Given that goats are the most versatile of livestock in terms of the variety of plants it consumes, many of them considered weeds although of extremely high quality, assessing the plant community and its productivity is a “must” before considering and investing the total renovation of a pasture. A pasture considered not sufficiently productive for beef cattle of horses because of “weeds“ and brush invasion could be highly productive for goats. Therefore, total pasture renovation should be considered a last resort alternative. Drilling other forage species such as white clover, chicory, plantain or spreading crabgrass or prairie grass seeds on a very short stubble and incorporating them into the soil with a light implement should be sufficient in most cases to thicken a thin stand. In addition, soils samples should be taken to determine chemical composition and possible remediation. Under certain circumstances, adding lime to correct the pH is sufficient to alter the pasture plant community. In other cases, strategic nitrogen fertilization, grazing and or bush-hogging to allow other plants to grow will alter the plant community satisfactorily.

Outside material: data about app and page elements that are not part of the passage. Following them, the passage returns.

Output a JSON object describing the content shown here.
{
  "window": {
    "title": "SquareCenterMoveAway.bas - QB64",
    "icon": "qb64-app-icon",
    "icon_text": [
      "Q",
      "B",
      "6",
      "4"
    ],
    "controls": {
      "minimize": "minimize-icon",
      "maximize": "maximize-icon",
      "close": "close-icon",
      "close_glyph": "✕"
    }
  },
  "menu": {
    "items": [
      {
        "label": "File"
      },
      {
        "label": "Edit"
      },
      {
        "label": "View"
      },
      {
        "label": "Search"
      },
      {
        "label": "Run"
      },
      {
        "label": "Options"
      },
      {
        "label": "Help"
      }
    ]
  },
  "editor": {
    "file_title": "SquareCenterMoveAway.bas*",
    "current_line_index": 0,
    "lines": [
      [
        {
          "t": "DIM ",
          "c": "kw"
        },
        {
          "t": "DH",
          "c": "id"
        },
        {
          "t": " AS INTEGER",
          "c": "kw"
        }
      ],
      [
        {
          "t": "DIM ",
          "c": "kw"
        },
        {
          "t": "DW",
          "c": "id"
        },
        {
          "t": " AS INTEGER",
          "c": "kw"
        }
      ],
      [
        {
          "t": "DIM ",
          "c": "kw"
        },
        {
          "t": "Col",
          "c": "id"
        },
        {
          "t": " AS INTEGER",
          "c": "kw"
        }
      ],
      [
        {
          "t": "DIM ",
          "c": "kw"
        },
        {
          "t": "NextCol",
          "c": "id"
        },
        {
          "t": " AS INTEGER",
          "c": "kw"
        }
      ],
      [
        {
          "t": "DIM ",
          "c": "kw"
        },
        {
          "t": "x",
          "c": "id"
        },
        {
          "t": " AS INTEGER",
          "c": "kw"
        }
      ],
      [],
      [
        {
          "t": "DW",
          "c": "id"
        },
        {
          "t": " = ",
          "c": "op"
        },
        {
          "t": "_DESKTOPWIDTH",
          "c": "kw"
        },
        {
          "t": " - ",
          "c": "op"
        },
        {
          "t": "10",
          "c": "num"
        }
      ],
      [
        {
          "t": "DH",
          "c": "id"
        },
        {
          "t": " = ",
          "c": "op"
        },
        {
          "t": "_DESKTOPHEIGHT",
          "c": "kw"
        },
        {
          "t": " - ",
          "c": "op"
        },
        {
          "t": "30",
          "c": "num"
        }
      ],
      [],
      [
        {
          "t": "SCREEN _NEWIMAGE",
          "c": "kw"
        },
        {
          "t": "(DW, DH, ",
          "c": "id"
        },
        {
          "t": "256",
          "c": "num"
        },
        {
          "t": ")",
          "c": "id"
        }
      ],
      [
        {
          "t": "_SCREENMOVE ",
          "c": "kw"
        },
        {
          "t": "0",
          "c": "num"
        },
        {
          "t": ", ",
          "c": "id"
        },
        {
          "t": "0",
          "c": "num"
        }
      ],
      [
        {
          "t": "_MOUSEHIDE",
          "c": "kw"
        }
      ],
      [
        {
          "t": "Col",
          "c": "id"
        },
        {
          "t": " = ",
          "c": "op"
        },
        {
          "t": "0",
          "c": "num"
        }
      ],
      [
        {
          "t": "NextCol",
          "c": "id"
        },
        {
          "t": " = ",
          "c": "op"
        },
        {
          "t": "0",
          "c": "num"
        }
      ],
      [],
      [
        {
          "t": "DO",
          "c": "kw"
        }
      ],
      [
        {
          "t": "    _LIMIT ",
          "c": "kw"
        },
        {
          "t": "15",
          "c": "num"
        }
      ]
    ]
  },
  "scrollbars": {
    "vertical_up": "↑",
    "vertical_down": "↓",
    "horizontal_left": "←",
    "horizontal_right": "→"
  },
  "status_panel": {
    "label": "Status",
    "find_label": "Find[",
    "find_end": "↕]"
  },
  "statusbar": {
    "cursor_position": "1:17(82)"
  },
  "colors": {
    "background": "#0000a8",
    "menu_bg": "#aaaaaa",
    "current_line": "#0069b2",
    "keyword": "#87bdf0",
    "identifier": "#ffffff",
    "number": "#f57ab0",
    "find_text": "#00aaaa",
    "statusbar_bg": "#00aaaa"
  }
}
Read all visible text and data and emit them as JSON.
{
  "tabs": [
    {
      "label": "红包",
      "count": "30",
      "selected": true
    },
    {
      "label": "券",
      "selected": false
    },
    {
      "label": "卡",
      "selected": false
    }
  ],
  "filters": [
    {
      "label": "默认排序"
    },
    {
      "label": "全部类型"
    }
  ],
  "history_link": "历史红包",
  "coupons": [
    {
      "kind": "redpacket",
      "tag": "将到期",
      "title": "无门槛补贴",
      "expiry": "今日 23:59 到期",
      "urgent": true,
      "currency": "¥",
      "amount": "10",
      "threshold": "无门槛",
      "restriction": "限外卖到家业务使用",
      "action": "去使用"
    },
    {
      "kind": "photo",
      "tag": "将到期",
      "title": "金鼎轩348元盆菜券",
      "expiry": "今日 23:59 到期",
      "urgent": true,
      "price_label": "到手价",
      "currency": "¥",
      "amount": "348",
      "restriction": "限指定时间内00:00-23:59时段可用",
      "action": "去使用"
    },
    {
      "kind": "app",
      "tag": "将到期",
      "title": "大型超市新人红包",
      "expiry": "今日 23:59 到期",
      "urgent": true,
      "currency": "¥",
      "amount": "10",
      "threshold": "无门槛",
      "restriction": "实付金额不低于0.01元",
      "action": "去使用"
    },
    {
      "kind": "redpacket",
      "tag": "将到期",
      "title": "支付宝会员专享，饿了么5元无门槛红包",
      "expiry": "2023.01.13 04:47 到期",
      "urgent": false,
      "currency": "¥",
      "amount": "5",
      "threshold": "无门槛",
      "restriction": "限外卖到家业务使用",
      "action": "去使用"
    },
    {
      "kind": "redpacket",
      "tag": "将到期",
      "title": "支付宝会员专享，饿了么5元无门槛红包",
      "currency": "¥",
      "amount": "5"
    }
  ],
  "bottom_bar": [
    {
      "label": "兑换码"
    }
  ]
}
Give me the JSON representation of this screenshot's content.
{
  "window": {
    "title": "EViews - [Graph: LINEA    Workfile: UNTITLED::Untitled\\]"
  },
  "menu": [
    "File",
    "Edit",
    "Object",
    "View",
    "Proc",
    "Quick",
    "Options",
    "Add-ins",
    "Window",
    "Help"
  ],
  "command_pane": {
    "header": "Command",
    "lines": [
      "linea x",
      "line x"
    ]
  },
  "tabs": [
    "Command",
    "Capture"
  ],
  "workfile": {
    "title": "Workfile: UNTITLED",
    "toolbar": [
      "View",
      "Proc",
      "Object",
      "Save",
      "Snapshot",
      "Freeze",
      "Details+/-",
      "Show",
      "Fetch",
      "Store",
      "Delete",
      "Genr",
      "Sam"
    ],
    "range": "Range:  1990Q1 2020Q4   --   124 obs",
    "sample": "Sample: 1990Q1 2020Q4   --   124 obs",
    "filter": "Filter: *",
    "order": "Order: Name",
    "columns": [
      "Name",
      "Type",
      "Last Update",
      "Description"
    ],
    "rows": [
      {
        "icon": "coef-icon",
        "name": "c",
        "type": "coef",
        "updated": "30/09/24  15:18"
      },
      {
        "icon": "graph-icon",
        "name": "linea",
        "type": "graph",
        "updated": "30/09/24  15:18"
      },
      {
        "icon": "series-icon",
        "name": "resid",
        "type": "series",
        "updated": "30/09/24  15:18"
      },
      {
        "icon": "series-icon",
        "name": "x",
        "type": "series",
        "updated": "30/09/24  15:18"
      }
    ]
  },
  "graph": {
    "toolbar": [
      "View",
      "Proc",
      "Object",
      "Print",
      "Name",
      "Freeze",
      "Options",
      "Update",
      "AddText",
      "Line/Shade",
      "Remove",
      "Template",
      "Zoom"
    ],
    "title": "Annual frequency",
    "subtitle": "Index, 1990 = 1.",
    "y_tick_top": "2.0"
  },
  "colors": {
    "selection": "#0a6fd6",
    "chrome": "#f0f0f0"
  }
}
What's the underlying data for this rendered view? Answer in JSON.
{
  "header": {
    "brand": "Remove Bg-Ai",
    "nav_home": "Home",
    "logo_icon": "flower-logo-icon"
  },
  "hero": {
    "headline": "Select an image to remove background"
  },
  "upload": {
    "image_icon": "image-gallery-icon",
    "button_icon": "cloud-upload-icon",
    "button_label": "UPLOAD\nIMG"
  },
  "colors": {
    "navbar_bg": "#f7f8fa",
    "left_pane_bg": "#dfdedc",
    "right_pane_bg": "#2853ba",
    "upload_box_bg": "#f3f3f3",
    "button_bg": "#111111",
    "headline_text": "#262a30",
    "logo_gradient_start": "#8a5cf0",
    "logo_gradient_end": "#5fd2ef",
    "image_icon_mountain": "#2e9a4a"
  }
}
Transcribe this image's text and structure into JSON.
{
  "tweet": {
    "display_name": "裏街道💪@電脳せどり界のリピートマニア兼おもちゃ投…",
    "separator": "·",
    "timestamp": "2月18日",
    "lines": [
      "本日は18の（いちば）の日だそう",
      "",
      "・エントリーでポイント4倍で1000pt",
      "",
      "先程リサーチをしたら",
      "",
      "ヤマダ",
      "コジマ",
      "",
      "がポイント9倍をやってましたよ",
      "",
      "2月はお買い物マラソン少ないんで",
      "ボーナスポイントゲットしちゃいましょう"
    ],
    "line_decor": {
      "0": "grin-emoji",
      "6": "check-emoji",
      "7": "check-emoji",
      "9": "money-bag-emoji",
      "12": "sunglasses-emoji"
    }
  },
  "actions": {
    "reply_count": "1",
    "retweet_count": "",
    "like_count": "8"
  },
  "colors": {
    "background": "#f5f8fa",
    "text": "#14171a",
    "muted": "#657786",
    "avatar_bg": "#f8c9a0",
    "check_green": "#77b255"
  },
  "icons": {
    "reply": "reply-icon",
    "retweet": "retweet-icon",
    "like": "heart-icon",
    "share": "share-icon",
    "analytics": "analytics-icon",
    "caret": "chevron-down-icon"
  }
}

Luginbuhl, J-M. 2006. Pastures for Meat Goats. In: Meat Goat Production Handbook, ed. T.A. Gipson, R.C. Merkel, K. Williams, and T. Sahlu, Langston University, ISBN 1-880667-04-5.